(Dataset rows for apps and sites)

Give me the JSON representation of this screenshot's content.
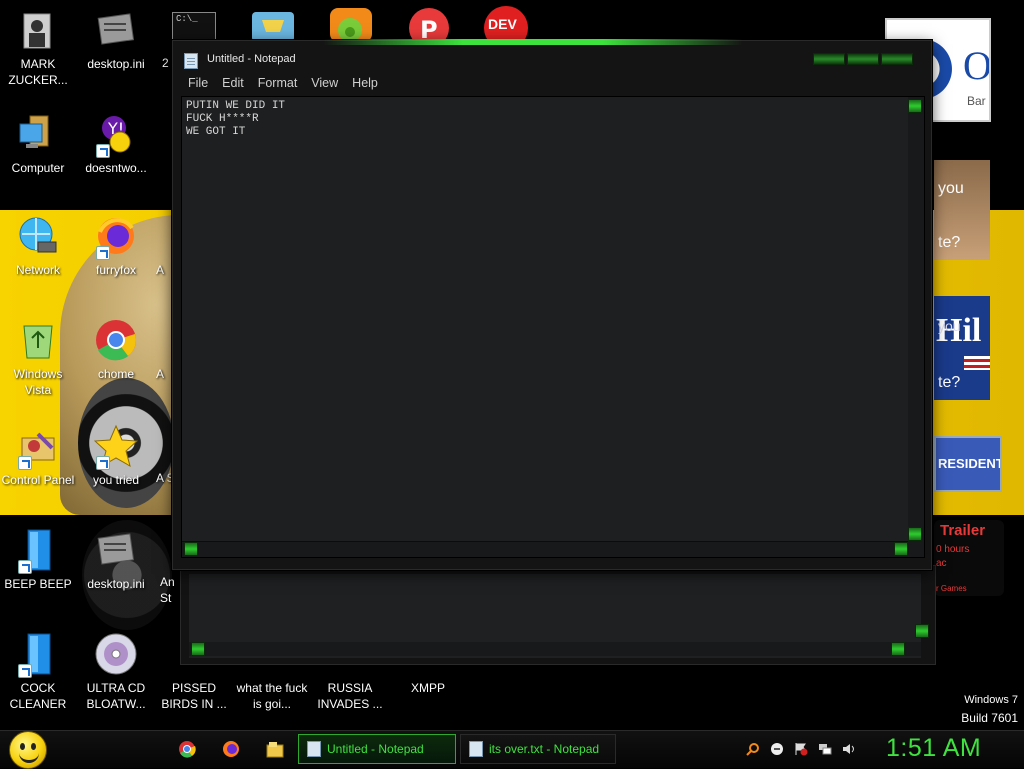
{
  "desktop": {
    "icons": [
      {
        "id": "mark-zuckerberg",
        "label": "MARK ZUCKER..."
      },
      {
        "id": "desktop-ini",
        "label": "desktop.ini"
      },
      {
        "id": "computer",
        "label": "Computer"
      },
      {
        "id": "doesntwork",
        "label": "doesntwo..."
      },
      {
        "id": "network",
        "label": "Network"
      },
      {
        "id": "furryfox",
        "label": "furryfox"
      },
      {
        "id": "windows-vista",
        "label": "Windows Vista"
      },
      {
        "id": "chome",
        "label": "chome"
      },
      {
        "id": "control-panel",
        "label": "Control Panel"
      },
      {
        "id": "you-tried",
        "label": "you tried"
      },
      {
        "id": "beep-beep",
        "label": "BEEP BEEP"
      },
      {
        "id": "desktop-ini-2",
        "label": "desktop.ini"
      },
      {
        "id": "cock-cleaner",
        "label": "COCK CLEANER"
      },
      {
        "id": "ultra-cd",
        "label": "ULTRA CD BLOATW..."
      },
      {
        "id": "pissed-birds",
        "label": "PISSED BIRDS IN ..."
      },
      {
        "id": "what-the-fuck",
        "label": "what the fuck is goi..."
      },
      {
        "id": "russia-invades",
        "label": "RUSSIA INVADES ..."
      },
      {
        "id": "xmpp",
        "label": "XMPP"
      }
    ],
    "partial_labels": [
      "2",
      "A",
      "A",
      "A",
      "A S",
      "An St"
    ],
    "ads": {
      "bar": "Bar",
      "you": "you",
      "te": "te?",
      "hil": "Hil",
      "you2": "you",
      "te2": "te?",
      "resident": "RESIDENT",
      "trailer": "Trailer",
      "hours": "0 hours",
      "ac": "ac",
      "games": "r Games",
      "dev": "DEV"
    },
    "watermark": {
      "os": "Windows 7",
      "build": "Build 7601"
    }
  },
  "notepad": {
    "title": "Untitled - Notepad",
    "menu": [
      "File",
      "Edit",
      "Format",
      "View",
      "Help"
    ],
    "content": "PUTIN WE DID IT\nFUCK H****R\nWE GOT IT"
  },
  "taskbar": {
    "tasks": [
      {
        "label": "Untitled - Notepad",
        "active": true
      },
      {
        "label": "its over.txt - Notepad",
        "active": false
      }
    ],
    "clock": "1:51 AM"
  },
  "colors": {
    "accent_green": "#3fe23f",
    "wallpaper_yellow": "#f2c800",
    "window_bg": "#141414"
  }
}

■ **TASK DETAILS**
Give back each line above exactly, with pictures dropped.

■ **RESPONSE TO THIS EXERCISE**
Give me the JSON representation of this screenshot's content.
{
  "desktop": {
    "icons": [
      {
        "id": "mark-zuckerberg",
        "label": "MARK ZUCKER..."
      },
      {
        "id": "desktop-ini",
        "label": "desktop.ini"
      },
      {
        "id": "computer",
        "label": "Computer"
      },
      {
        "id": "doesntwork",
        "label": "doesntwo..."
      },
      {
        "id": "network",
        "label": "Network"
      },
      {
        "id": "furryfox",
        "label": "furryfox"
      },
      {
        "id": "windows-vista",
        "label": "Windows Vista"
      },
      {
        "id": "chome",
        "label": "chome"
      },
      {
        "id": "control-panel",
        "label": "Control Panel"
      },
      {
        "id": "you-tried",
        "label": "you tried"
      },
      {
        "id": "beep-beep",
        "label": "BEEP BEEP"
      },
      {
        "id": "desktop-ini-2",
        "label": "desktop.ini"
      },
      {
        "id": "cock-cleaner",
        "label": "COCK CLEANER"
      },
      {
        "id": "ultra-cd",
        "label": "ULTRA CD BLOATW..."
      },
      {
        "id": "pissed-birds",
        "label": "PISSED BIRDS IN ..."
      },
      {
        "id": "what-the-fuck",
        "label": "what the fuck is goi..."
      },
      {
        "id": "russia-invades",
        "label": "RUSSIA INVADES ..."
      },
      {
        "id": "xmpp",
        "label": "XMPP"
      }
    ],
    "partial_labels": [
      "2",
      "A",
      "A",
      "A",
      "A S",
      "An St"
    ],
    "ads": {
      "bar": "Bar",
      "you": "you",
      "te": "te?",
      "hil": "Hil",
      "you2": "you",
      "te2": "te?",
      "resident": "RESIDENT",
      "trailer": "Trailer",
      "hours": "0 hours",
      "ac": "ac",
      "games": "r Games",
      "dev": "DEV"
    },
    "watermark": {
      "os": "Windows 7",
      "build": "Build 7601"
    }
  },
  "notepad": {
    "title": "Untitled - Notepad",
    "menu": [
      "File",
      "Edit",
      "Format",
      "View",
      "Help"
    ],
    "content": "PUTIN WE DID IT\nFUCK H****R\nWE GOT IT"
  },
  "taskbar": {
    "tasks": [
      {
        "label": "Untitled - Notepad",
        "active": true
      },
      {
        "label": "its over.txt - Notepad",
        "active": false
      }
    ],
    "clock": "1:51 AM"
  },
  "colors": {
    "accent_green": "#3fe23f",
    "wallpaper_yellow": "#f2c800",
    "window_bg": "#141414"
  }
}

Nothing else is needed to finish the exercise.